Phys. Rev. X 7, 041007 (2017)

Although microscope technology has progressed steadily, the ability to extract quantitative information from microscopy images has lagged behind. Matthew Bierbaum and colleagues from Cornell University, USA, now report a generic, methodological approach to extract all the useful information theoretically contained in a complex microscope image. The method, called parameter extraction from reconstructing images (PERI), creates an optical model of a microscope based on the physics of the light interacting with the sample and with the microscope’s optical train. In the process, the fluorescent dye is distributed unevenly throughout the sample, the dyed sample is illuminated unevenly by the laser, and the resultant image is noisy and blurred due to diffraction. Least-squares fitting is then carried out for every parameter in the model to find the correct particle positions, particle radii, illumination field and point-spread function. It takes between 1 and 24 hours for a large confocal image to be analysed, depending on previous knowledge of the microscope’s global parameters. The team demonstrates this approach with a confocal image of colloidal spheres and report measurements of particle positions and radii to within 3 nm accuracy, a 10–100 times improvement over existing methods.
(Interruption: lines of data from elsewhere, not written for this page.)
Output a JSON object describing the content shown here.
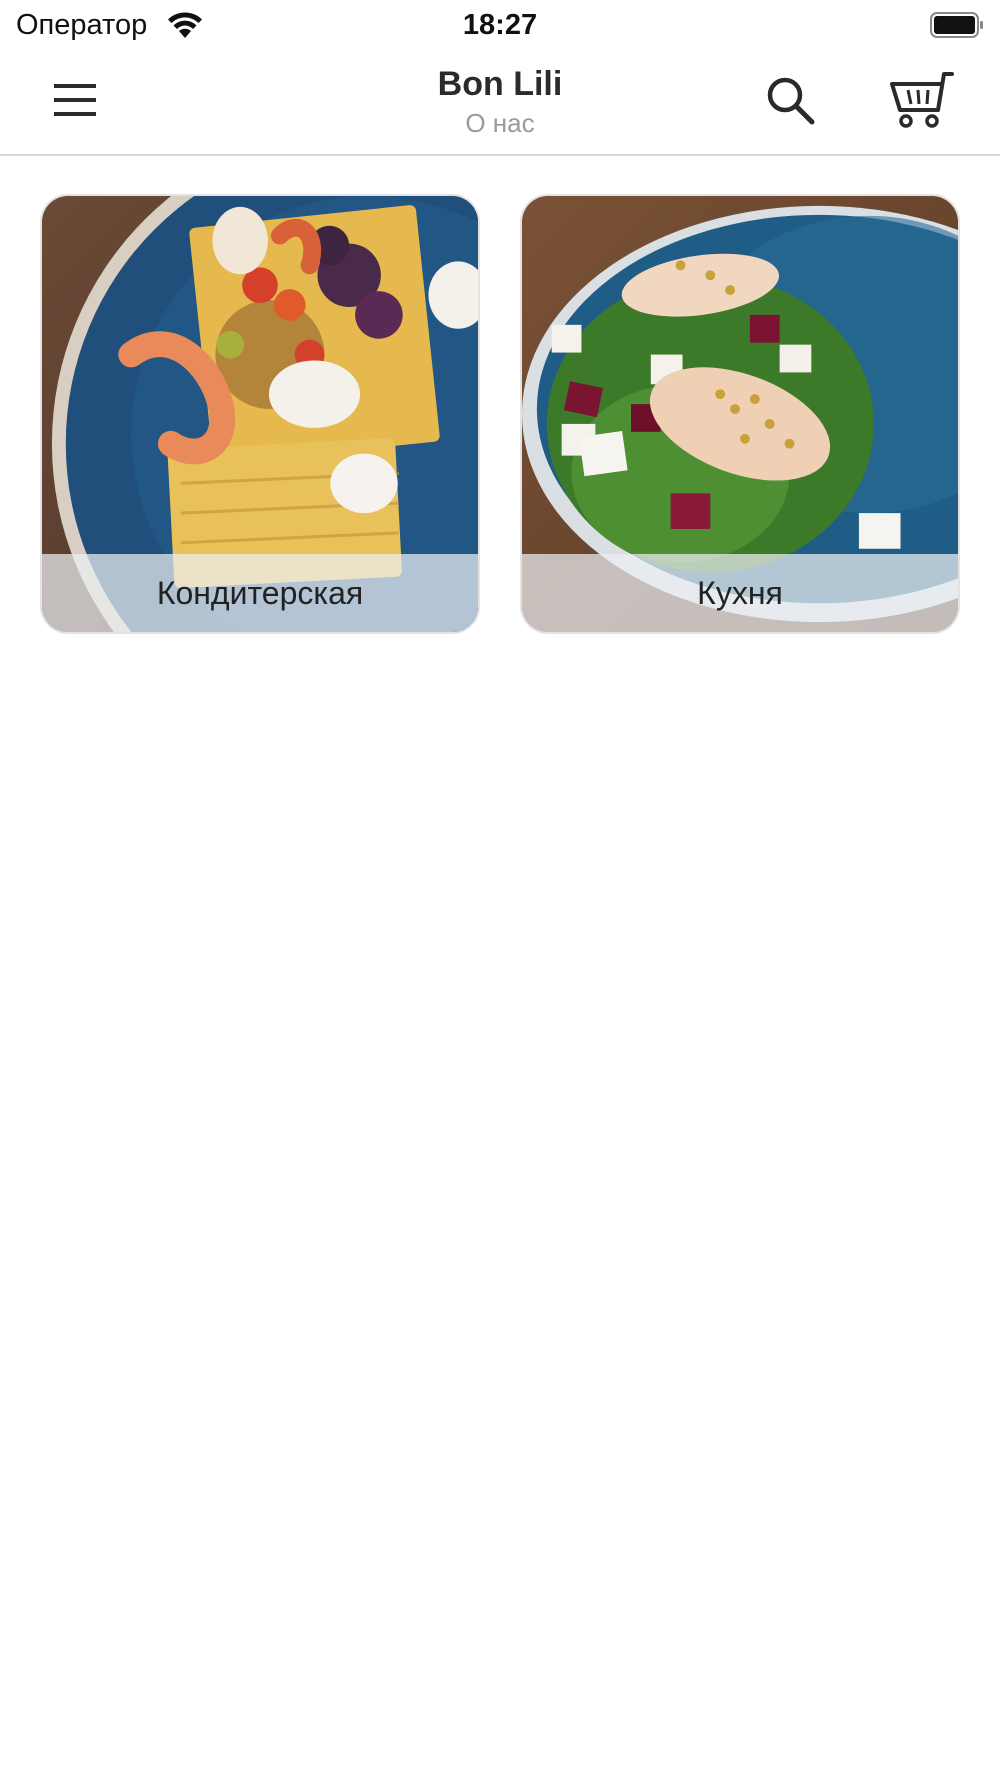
{
  "status_bar": {
    "carrier": "Оператор",
    "time": "18:27",
    "wifi_icon": "wifi-icon",
    "battery_icon": "battery-icon"
  },
  "nav": {
    "title": "Bon Lili",
    "subtitle": "О нас",
    "menu_icon": "hamburger-menu-icon",
    "search_icon": "search-icon",
    "cart_icon": "cart-icon"
  },
  "categories": [
    {
      "label": "Кондитерская",
      "image": "waffles-with-shrimp-photo"
    },
    {
      "label": "Кухня",
      "image": "salad-with-chicken-photo"
    }
  ],
  "colors": {
    "header_divider": "#d8d8d8",
    "subtitle": "#9a9a9a",
    "label_bar": "#ebeef2"
  }
}
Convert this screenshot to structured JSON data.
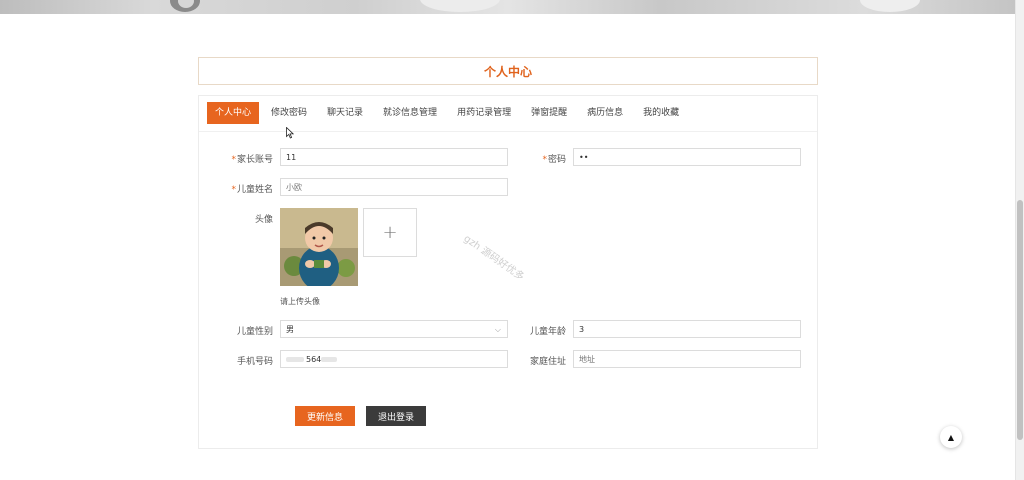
{
  "page": {
    "title": "个人中心"
  },
  "tabs": [
    {
      "label": "个人中心",
      "active": true
    },
    {
      "label": "修改密码",
      "active": false
    },
    {
      "label": "聊天记录",
      "active": false
    },
    {
      "label": "就诊信息管理",
      "active": false
    },
    {
      "label": "用药记录管理",
      "active": false
    },
    {
      "label": "弹窗提醒",
      "active": false
    },
    {
      "label": "病历信息",
      "active": false
    },
    {
      "label": "我的收藏",
      "active": false
    }
  ],
  "form": {
    "parent_account": {
      "label": "家长账号",
      "required": true,
      "value": "11"
    },
    "password": {
      "label": "密码",
      "required": true,
      "value": "••"
    },
    "child_name": {
      "label": "儿童姓名",
      "required": true,
      "value": "小欧"
    },
    "avatar": {
      "label": "头像",
      "hint": "请上传头像"
    },
    "child_gender": {
      "label": "儿童性别",
      "value": "男"
    },
    "child_age": {
      "label": "儿童年龄",
      "value": "3"
    },
    "phone": {
      "label": "手机号码",
      "value": "564"
    },
    "address": {
      "label": "家庭住址",
      "placeholder": "地址"
    }
  },
  "buttons": {
    "update": "更新信息",
    "logout": "退出登录"
  },
  "watermark": "gzh 源码好优多",
  "colors": {
    "accent": "#e7651f",
    "dark_button": "#3b3b3b",
    "title": "#e0631d"
  }
}
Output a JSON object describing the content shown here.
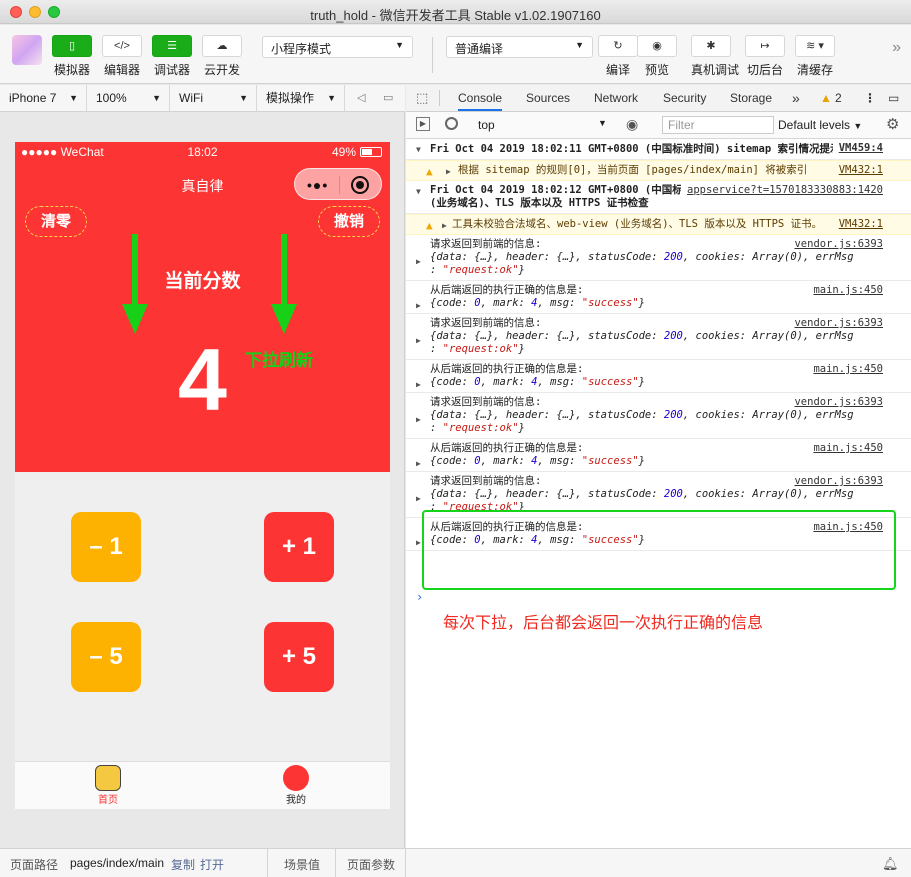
{
  "window": {
    "title": "truth_hold - 微信开发者工具 Stable v1.02.1907160"
  },
  "toolbar": {
    "simulator": "模拟器",
    "editor": "编辑器",
    "debugger": "调试器",
    "cloud": "云开发",
    "mode_select": "小程序模式",
    "compile_select": "普通编译",
    "compile": "编译",
    "preview": "预览",
    "remote_debug": "真机调试",
    "background": "切后台",
    "clear_cache": "清缓存"
  },
  "device_bar": {
    "device": "iPhone 7",
    "zoom": "100%",
    "network": "WiFi",
    "ops": "模拟操作"
  },
  "phone": {
    "carrier": "●●●●● WeChat",
    "time": "18:02",
    "battery": "49%",
    "nav_title": "真自律",
    "clear_btn": "清零",
    "undo_btn": "撤销",
    "score_label": "当前分数",
    "score": "4",
    "pull_note": "下拉刷新",
    "btn_minus1": "– 1",
    "btn_plus1": "+ 1",
    "btn_minus5": "– 5",
    "btn_plus5": "+ 5",
    "tab_home": "首页",
    "tab_mine": "我的",
    "colors": {
      "primary_red": "#fc3434",
      "yellow": "#fdb202",
      "arrow_green": "#18d018"
    }
  },
  "devtools": {
    "tabs": [
      "Console",
      "Sources",
      "Network",
      "Security",
      "Storage"
    ],
    "warn_count": "2",
    "context": "top",
    "filter_placeholder": "Filter",
    "levels": "Default levels",
    "group1_title": "Fri Oct 04 2019 18:02:11 GMT+0800 (中国标准时间) sitemap 索引情况提示",
    "group1_src": "VM459:4",
    "warn1": "根据 sitemap 的规则[0]，当前页面 [pages/index/main] 将被索引",
    "warn1_src": "VM432:1",
    "group2_title": "Fri Oct 04 2019 18:02:12 GMT+0800 (中国标准时间) 配置中关闭合法域名、web-view (业务域名)、TLS 版本以及 HTTPS 证书检查",
    "group2_src": "appservice?t=1570183330883:1420",
    "warn2": "工具未校验合法域名、web-view (业务域名)、TLS 版本以及 HTTPS 证书。",
    "warn2_src": "VM432:1",
    "req_label": "请求返回到前端的信息:",
    "req_src": "vendor.js:6393",
    "req_obj_a": "{data: {…}, header: {…}, statusCode: ",
    "req_status": "200",
    "req_obj_b": ", cookies: Array(0), errMsg",
    "req_obj_c": ": ",
    "req_errmsg": "\"request:ok\"",
    "req_obj_d": "}",
    "res_label": "从后端返回的执行正确的信息是:",
    "res_src": "main.js:450",
    "res_obj_a": "{code: ",
    "res_code": "0",
    "res_obj_b": ", mark: ",
    "res_mark": "4",
    "res_obj_c": ", msg: ",
    "res_msg": "\"success\"",
    "res_obj_d": "}",
    "caption": "每次下拉，后台都会返回一次执行正确的信息"
  },
  "bottom": {
    "path_label": "页面路径",
    "path": "pages/index/main",
    "copy": "复制",
    "open": "打开",
    "scene": "场景值",
    "params": "页面参数"
  }
}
The open-source code is available online for researchers to analyse their existing images.